[Interface dataset entries]
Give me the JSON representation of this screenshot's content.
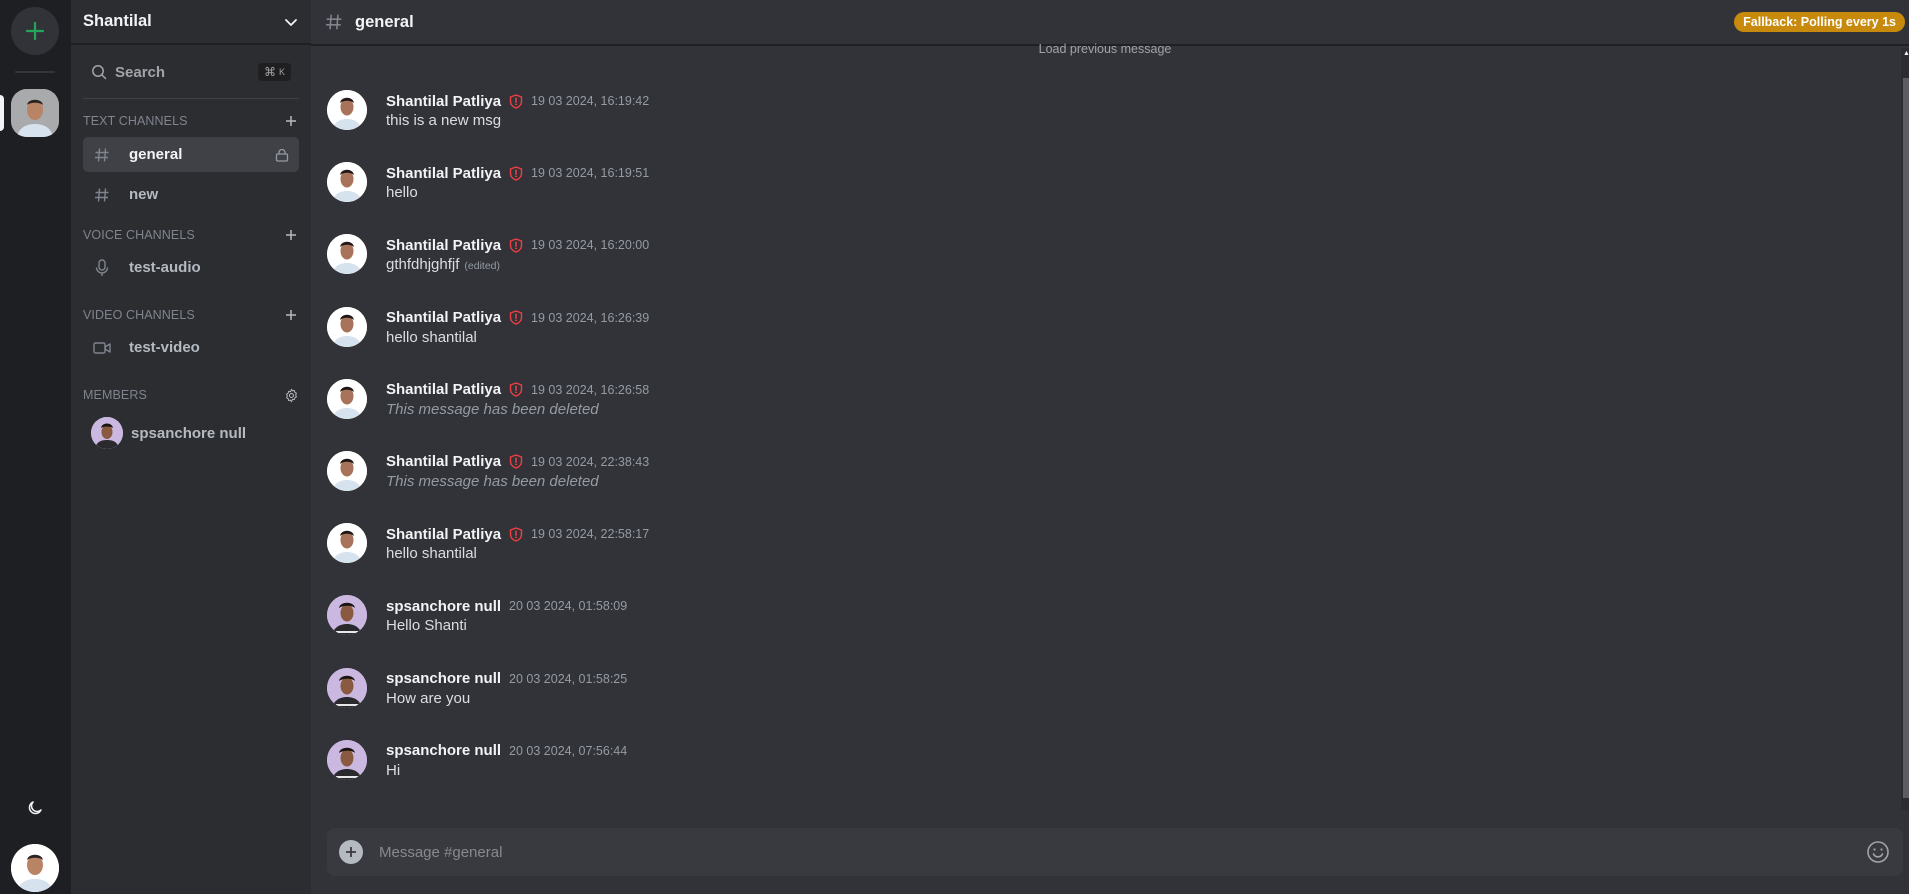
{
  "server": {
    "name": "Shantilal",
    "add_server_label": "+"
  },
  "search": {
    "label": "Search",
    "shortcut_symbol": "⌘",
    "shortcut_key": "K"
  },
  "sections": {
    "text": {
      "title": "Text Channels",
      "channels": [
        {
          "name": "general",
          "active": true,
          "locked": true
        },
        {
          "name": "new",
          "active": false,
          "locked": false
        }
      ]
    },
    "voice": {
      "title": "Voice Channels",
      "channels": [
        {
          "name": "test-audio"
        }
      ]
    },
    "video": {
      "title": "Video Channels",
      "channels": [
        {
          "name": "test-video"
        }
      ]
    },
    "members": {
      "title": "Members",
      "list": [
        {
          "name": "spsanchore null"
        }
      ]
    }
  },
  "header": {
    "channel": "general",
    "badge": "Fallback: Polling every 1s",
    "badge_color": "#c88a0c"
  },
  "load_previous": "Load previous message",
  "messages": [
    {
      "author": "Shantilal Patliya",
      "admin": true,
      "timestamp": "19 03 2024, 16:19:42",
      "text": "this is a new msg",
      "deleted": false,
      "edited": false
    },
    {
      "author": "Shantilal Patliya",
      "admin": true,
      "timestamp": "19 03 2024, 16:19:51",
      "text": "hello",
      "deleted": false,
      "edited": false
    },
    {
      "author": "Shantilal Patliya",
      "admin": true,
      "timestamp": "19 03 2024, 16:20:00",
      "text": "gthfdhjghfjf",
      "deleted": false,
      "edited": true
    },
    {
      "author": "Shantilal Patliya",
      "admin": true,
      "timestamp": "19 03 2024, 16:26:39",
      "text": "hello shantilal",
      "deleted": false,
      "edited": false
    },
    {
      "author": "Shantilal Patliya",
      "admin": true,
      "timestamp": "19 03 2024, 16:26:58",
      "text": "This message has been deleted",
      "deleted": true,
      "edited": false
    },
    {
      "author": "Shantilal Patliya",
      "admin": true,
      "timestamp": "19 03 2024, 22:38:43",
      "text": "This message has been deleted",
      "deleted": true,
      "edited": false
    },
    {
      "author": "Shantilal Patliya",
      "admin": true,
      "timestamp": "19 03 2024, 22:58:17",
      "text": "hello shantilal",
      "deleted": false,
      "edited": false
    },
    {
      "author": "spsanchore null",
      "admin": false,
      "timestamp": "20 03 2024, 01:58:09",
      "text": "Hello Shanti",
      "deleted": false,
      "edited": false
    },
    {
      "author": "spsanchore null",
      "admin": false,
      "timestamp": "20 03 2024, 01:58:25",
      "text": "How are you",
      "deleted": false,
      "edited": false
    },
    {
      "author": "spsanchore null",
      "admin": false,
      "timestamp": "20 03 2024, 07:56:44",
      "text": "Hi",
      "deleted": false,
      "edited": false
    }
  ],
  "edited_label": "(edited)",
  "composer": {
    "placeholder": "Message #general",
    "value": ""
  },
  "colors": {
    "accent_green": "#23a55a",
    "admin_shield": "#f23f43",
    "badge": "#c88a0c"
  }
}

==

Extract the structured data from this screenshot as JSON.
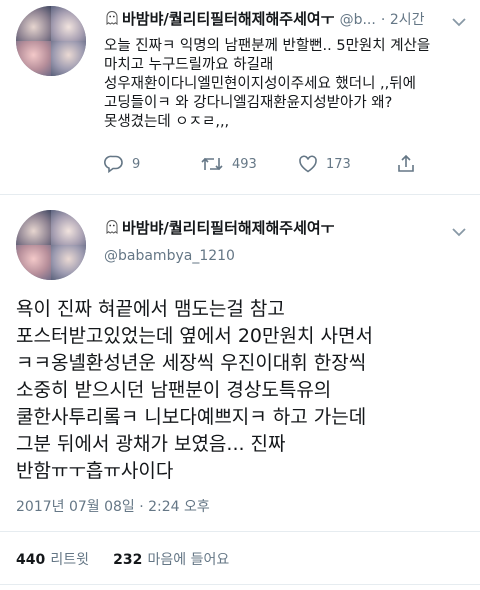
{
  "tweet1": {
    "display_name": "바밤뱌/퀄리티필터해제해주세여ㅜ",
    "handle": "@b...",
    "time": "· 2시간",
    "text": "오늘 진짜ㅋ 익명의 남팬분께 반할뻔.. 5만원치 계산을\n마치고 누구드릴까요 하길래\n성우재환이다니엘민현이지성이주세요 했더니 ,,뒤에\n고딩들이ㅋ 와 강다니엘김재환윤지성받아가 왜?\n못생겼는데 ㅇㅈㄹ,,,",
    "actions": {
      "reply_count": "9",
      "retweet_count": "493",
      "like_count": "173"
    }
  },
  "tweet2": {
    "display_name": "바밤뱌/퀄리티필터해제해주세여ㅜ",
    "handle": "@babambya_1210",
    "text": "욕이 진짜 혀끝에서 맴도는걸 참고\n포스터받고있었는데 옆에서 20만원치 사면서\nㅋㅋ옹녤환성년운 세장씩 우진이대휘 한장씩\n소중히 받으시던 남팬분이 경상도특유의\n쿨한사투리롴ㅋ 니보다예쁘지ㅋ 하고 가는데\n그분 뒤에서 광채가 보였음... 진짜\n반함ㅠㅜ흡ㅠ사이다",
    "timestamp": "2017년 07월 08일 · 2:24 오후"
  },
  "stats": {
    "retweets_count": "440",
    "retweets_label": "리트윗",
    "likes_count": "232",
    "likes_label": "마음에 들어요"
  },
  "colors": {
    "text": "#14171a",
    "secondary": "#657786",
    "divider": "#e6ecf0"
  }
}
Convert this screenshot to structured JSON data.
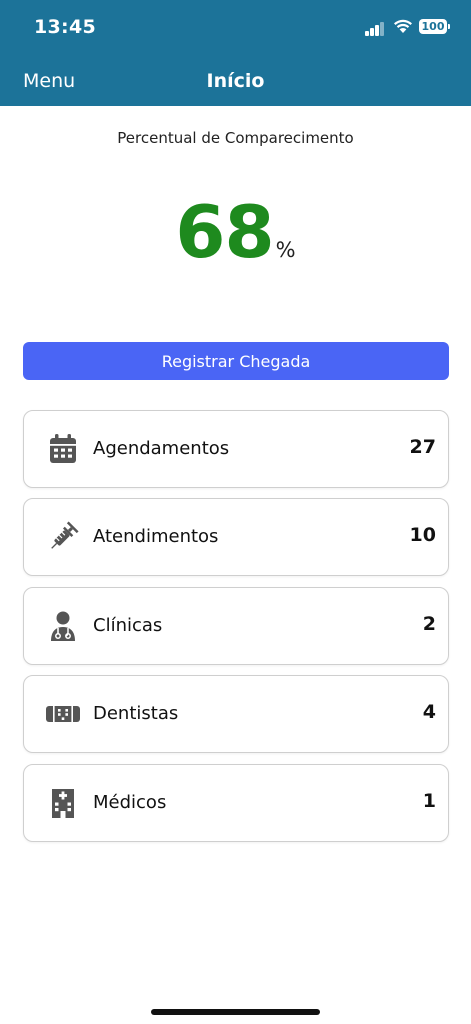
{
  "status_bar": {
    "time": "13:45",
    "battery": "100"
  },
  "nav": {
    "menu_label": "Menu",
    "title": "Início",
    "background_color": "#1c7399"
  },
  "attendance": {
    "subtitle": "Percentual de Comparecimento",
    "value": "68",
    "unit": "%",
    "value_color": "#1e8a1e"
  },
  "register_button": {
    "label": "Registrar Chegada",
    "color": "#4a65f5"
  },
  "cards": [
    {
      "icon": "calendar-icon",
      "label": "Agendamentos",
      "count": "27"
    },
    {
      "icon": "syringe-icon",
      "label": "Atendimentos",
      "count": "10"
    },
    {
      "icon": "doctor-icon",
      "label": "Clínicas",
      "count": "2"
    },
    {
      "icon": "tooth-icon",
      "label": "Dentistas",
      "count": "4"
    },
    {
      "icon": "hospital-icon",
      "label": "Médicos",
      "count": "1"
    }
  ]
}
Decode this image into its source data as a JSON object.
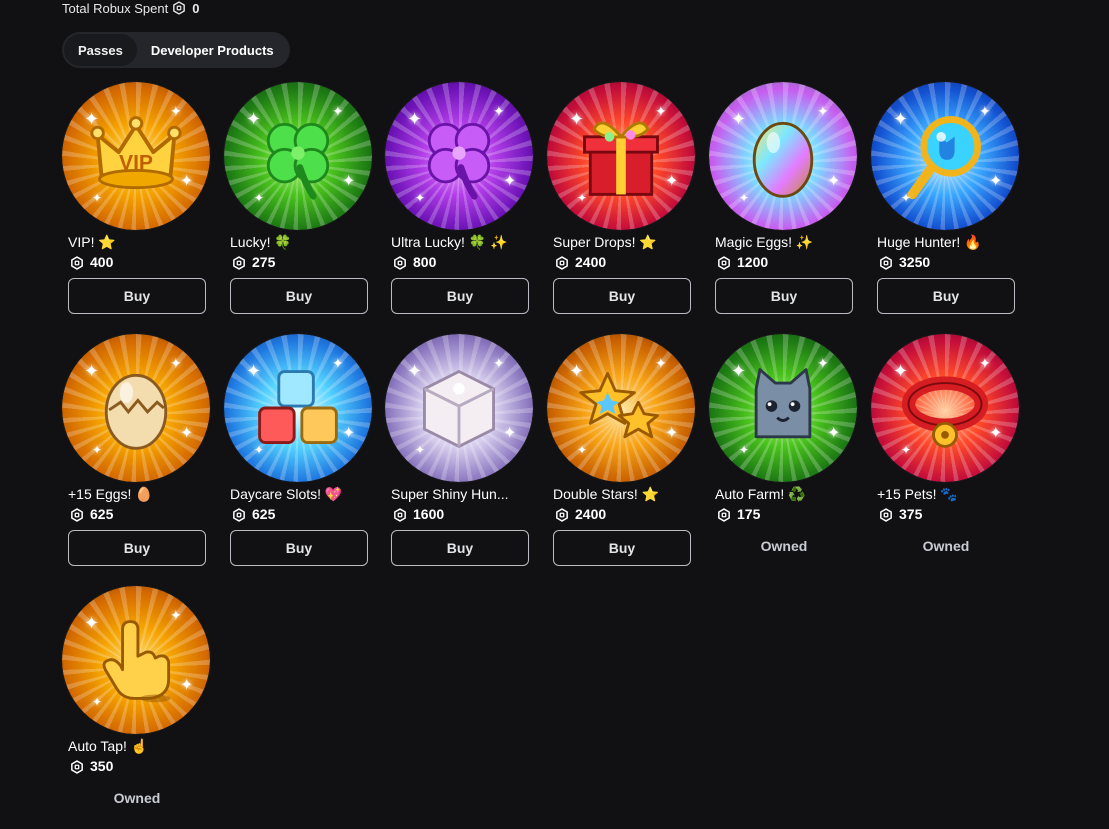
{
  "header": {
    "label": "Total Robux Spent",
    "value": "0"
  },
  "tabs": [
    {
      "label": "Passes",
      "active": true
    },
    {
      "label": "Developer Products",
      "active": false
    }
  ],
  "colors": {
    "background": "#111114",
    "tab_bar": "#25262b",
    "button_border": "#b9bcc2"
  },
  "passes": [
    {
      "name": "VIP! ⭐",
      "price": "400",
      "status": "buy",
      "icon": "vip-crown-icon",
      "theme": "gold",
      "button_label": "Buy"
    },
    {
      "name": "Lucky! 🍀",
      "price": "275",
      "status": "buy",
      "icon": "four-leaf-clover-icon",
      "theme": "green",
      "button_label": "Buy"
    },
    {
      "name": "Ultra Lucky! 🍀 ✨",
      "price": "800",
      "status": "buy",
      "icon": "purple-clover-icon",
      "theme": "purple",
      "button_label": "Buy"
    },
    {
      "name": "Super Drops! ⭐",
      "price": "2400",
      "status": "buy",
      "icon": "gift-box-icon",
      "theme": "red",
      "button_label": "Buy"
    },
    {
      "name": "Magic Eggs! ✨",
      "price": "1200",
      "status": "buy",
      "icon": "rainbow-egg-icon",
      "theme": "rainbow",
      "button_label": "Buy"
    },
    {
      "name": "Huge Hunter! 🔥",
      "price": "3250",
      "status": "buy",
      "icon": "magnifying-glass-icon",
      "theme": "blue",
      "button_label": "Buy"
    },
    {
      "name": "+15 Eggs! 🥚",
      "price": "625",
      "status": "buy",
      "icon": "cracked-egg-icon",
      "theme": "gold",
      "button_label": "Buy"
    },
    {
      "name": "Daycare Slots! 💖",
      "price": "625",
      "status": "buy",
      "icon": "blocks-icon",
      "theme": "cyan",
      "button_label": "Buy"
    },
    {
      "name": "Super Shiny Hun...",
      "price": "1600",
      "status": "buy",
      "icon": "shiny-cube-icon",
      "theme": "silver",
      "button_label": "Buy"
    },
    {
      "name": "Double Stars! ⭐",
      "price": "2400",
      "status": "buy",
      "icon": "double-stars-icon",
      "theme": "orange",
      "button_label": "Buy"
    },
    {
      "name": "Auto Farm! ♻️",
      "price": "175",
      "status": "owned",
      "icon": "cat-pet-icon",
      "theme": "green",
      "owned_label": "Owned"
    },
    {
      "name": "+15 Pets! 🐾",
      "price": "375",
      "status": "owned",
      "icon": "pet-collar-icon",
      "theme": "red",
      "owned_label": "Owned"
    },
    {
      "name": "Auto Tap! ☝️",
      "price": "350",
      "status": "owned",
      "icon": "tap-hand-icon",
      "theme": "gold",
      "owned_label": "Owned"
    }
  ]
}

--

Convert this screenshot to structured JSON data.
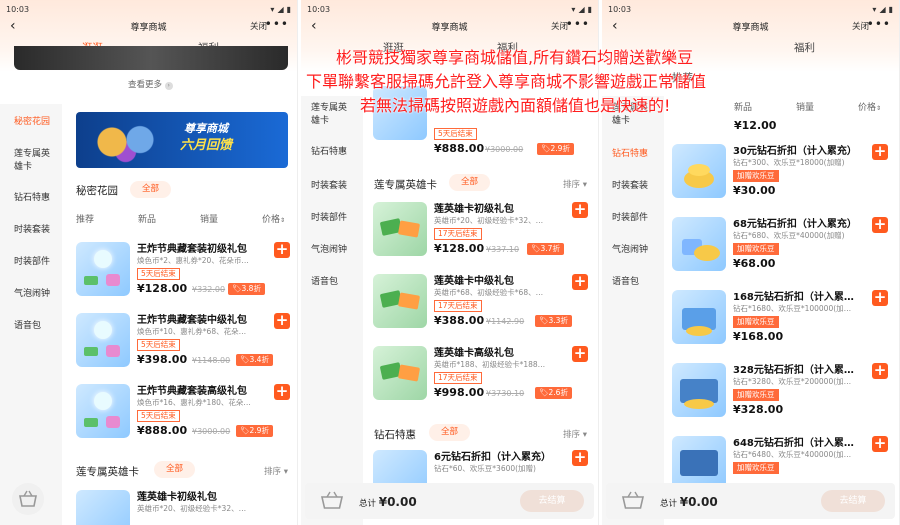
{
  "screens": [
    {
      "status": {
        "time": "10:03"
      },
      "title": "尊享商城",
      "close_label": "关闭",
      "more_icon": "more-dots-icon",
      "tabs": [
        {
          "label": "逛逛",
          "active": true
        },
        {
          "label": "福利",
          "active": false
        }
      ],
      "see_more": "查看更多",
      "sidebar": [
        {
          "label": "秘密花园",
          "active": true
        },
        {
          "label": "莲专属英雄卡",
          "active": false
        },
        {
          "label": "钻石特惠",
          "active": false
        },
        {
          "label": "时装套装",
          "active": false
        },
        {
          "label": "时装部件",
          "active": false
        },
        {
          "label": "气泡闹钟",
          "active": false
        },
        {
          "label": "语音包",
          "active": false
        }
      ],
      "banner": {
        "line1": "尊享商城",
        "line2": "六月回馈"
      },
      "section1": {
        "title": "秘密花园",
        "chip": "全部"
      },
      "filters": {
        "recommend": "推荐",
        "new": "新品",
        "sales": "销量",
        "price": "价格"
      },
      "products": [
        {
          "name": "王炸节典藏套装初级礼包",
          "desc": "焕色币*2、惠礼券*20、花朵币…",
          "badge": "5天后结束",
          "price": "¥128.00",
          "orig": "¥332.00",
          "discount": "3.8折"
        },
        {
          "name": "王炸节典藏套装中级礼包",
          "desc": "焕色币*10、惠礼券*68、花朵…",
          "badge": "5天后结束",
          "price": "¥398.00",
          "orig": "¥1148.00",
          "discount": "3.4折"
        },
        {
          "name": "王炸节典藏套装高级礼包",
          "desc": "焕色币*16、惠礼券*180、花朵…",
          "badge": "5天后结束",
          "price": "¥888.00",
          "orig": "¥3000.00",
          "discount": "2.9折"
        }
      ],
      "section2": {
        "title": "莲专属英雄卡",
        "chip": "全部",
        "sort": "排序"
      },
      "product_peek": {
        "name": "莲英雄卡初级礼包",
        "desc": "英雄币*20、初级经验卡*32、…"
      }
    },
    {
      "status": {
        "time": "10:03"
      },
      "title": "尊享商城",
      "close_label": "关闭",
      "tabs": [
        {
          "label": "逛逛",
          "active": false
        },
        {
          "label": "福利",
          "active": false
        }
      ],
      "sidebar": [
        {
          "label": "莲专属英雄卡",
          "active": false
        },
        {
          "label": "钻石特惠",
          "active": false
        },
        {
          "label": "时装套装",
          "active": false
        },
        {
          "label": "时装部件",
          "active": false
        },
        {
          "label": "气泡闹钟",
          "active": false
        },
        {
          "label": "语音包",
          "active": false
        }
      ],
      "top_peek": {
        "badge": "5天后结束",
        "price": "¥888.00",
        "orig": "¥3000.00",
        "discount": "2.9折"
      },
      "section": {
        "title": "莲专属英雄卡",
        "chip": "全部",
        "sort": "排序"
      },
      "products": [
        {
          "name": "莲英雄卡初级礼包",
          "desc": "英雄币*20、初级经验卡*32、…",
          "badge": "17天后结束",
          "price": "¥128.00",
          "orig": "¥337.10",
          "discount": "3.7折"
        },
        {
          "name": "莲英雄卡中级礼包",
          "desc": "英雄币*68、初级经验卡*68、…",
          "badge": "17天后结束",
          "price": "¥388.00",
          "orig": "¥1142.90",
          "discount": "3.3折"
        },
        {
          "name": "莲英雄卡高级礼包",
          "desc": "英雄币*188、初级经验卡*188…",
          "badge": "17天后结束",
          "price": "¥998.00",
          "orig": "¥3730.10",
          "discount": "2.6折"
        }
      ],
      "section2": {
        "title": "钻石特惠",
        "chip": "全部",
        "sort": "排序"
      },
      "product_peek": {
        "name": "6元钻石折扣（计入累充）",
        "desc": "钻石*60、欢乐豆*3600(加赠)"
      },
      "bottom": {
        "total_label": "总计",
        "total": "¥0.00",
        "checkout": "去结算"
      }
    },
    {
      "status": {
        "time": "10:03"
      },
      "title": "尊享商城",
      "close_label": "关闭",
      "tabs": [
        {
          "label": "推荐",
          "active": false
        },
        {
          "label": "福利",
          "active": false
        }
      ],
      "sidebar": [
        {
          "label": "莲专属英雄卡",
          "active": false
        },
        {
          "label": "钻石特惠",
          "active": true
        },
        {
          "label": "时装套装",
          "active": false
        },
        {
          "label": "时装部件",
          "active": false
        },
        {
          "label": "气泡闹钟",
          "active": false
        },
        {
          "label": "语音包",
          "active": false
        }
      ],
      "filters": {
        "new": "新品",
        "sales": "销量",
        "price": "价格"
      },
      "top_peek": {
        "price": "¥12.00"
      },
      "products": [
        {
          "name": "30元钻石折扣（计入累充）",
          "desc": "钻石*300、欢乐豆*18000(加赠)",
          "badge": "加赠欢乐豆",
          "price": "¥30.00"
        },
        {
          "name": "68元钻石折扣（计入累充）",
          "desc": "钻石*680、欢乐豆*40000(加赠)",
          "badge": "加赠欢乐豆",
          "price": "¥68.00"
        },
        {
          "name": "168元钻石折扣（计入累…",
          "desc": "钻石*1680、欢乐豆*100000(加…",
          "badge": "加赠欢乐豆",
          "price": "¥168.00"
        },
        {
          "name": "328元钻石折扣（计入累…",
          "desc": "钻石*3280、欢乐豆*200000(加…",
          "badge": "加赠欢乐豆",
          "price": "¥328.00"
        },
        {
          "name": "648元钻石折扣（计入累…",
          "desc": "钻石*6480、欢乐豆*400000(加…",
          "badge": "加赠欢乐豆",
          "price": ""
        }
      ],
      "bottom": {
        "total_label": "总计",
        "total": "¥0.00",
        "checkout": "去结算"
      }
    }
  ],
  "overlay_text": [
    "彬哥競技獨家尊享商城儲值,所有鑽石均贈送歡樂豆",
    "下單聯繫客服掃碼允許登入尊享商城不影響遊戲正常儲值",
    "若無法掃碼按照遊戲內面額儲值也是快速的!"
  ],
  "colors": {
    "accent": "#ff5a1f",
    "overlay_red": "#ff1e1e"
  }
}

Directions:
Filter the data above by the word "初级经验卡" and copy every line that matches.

Your response:
        "desc": "英雄币*20、初级经验卡*32、…"
          "desc": "英雄币*20、初级经验卡*32、…",
          "desc": "英雄币*68、初级经验卡*68、…",
          "desc": "英雄币*188、初级经验卡*188…",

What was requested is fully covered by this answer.